In theory, sushi can be enjoyed just about any way you like.
However, if you want to eat sushi like a Tokyo local, the etiquette changes according to the setting.
Sushi’s origins date back to the 10th century. Narezushi, the most primitive version of the dish, was made with fermented fish preserved with salt and raw rice.
Edomae—or Tokyo-style—sushi, which is what most diners are familiar with today, is thought to have originated in the 1800s. It typically revolves around nigiri — fish with pressed rice — which can be topped with several dozen types of seafood and other ingredients, not only fish.
The tips below are intended to separate the uninitiated from those in the know, whether you’re dining at a simple chain restaurant (which in many ways are closer to the dish’s street-food roots in Japan) or the rarefied establishments of Tokyo’s upscale Ginza neighborhood.

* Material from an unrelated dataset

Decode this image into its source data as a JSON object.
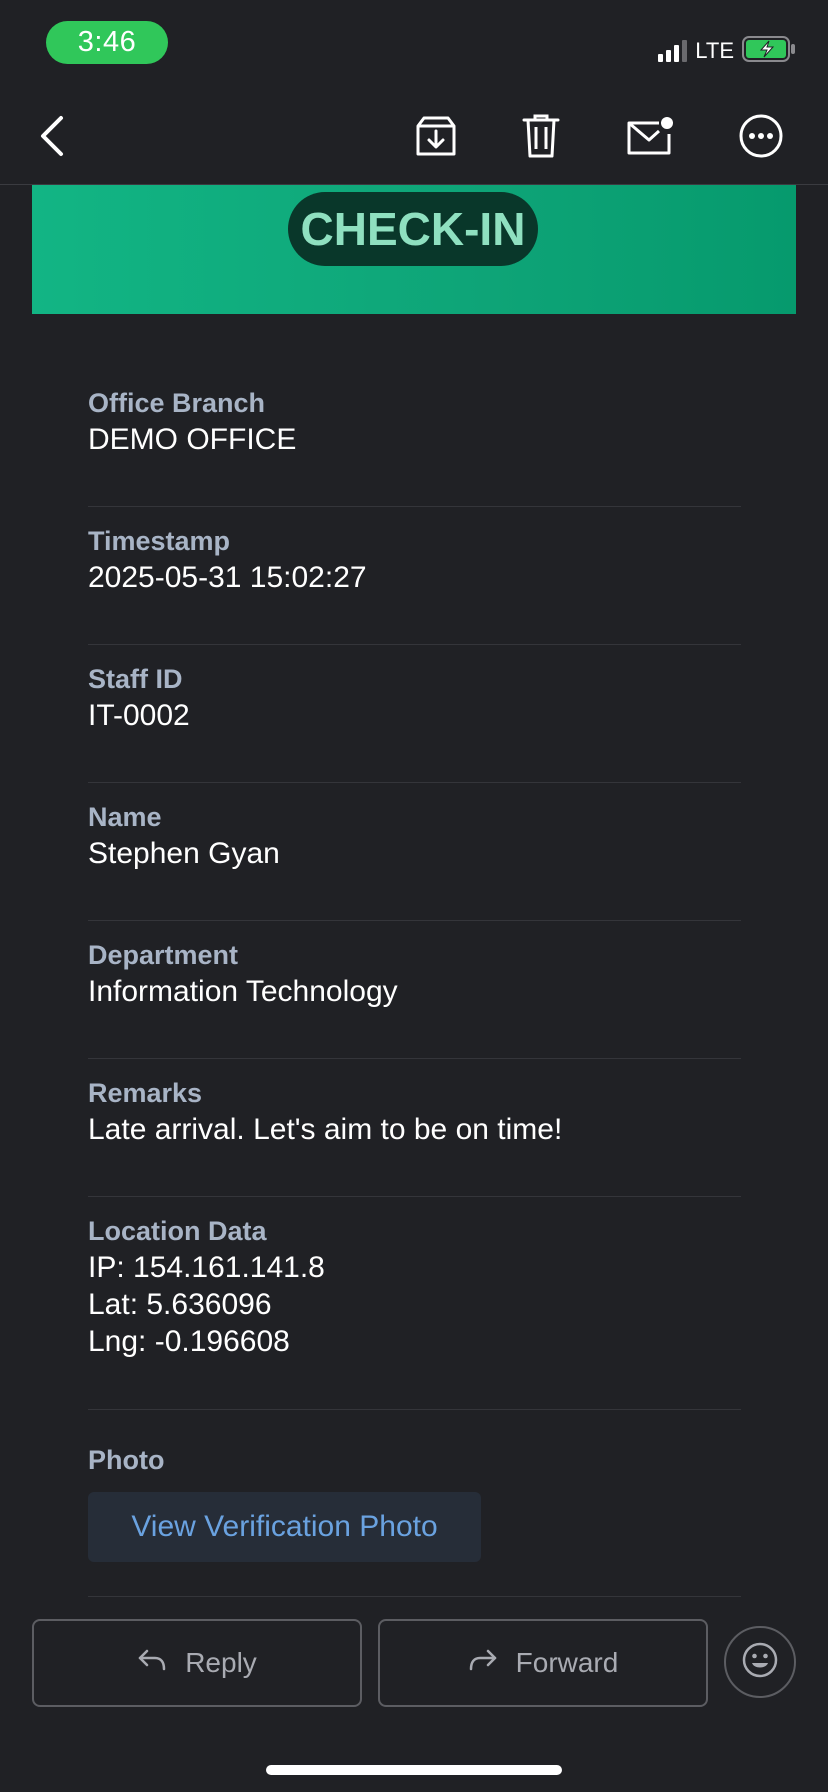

With two Michelin stars and only seven seats, Sushi Sawada, located behind Tokyo’s most prestigious intersection of Ginza 4-chome, is a cathedral to sushi – and to owner Koji Sawada’s continuous quest for perfection of the art form.
Sawada seasons his ingredients with his own soy sauce blend or a sprinkle of sea salt before combining them on the rice, so there’s no need for additional soy sauce to dip.
But as the customer is always right, additional sauce is available on request. Sawada suggests the best way to use it is first to take the sushi and then turn it upside down and dip the fish side.
There’s a practical reason for inverting your sushi: there’s a good chance the rice will fall apart if it’s dipped directly. It will also soak up too much sauce, ruining the flavor balance.
Every sushi-ya—or sushi master—will give you a personal o-shibori or hand towel to wipe your fingers with before eating and between bites. Alongside the soy sauce will likely be a tub of sweet pickled ginger, known as gari, to refresh the palate.
Use chopsticks to pick some up and place it on your individual sushi board, called a geta for its resemblance to a wooden clog of the same name.
The chef will normally add grated wasabi, hot Japanese horseradish, to the block of rice as the sushi is pressed.
Again, the customer can choose his or her preferred way to eat the dish, though be aware that slathers of wasabi are a fair giveaway of a novice, as it will overpower the flavor of the fish.
Chopsticks: Pros and cons
There’s something practical about eating with your hands, and in the case of people who eat sushi, the practice may also suggest a casual and carefree persona. Sawada understands this, and would rather not see his sushi handled with chopsticks — although he does provide them on request.
However, at another prized sushi stop, Magurobito—”The Tuna Guys”—in Asakusa, chef Goh Saito says, “Almost everyone these days uses chopsticks. It’s for hygiene.”
A further reason to skip chopsticks is that the rice block in the best sushi is often molded quite loosely. Sawada describes his method as packing “a lot of air between the grains.”
Avoiding faux pas
Many of the best sushi-ya have no menus, but will instead offer different price ranges for fixed courses. You can still order individual items, though this will be more expensive.
Rather than lining up a range of sushi, the master will offer each piece as it’s made.
Feel free to ask for a repeat of anything you especially liked. A common faux pas is when a customer fails to inform the master in advance of dislikes or allergies.
Ingredients that commonly provoke reactions are shrimp (ebi); shellfish (kai) and sometimes uni (pronounced oohni), sea urchin. Some people dislike the “fishiness” of items such as mackerel, sardines and herring, collectively known as “glistening things,” or hikari mono.
Most mid-range sushi-ya offer courses. If the course you choose includes anything you can’t eat, say the name followed by nashi kudasai, “exclude, please”. If you’re unconcerned about budget and only want the best the master has to offer, tell him o-makase shimasu – which basically means ‘I’ll leave it up to you.’
Of course, chain sushi restaurants make things easier — most offer photographic menus and you can simply serve yourself.
Finishing the meal
Sushi restaurants in Japan serve green or brown roasted tea at the end of a meal before the check arrives. The tea is called agari.
At many high-grade and traditional establishments, the check may come as no more than a handwritten number on a tiny piece of paper. This is often a shock.
Though the new generation of sushi chefs makes a point of being customer-friendly, a top class sushi-ya can still be daunting, even for locals.
In fact, very few ordinary Japanese get to enjoy sushi at the absolute highest level, so if you’re able to take a local friend along, don’t be surprised to learn it’s their first time, and they are as much in awe of the experience as you.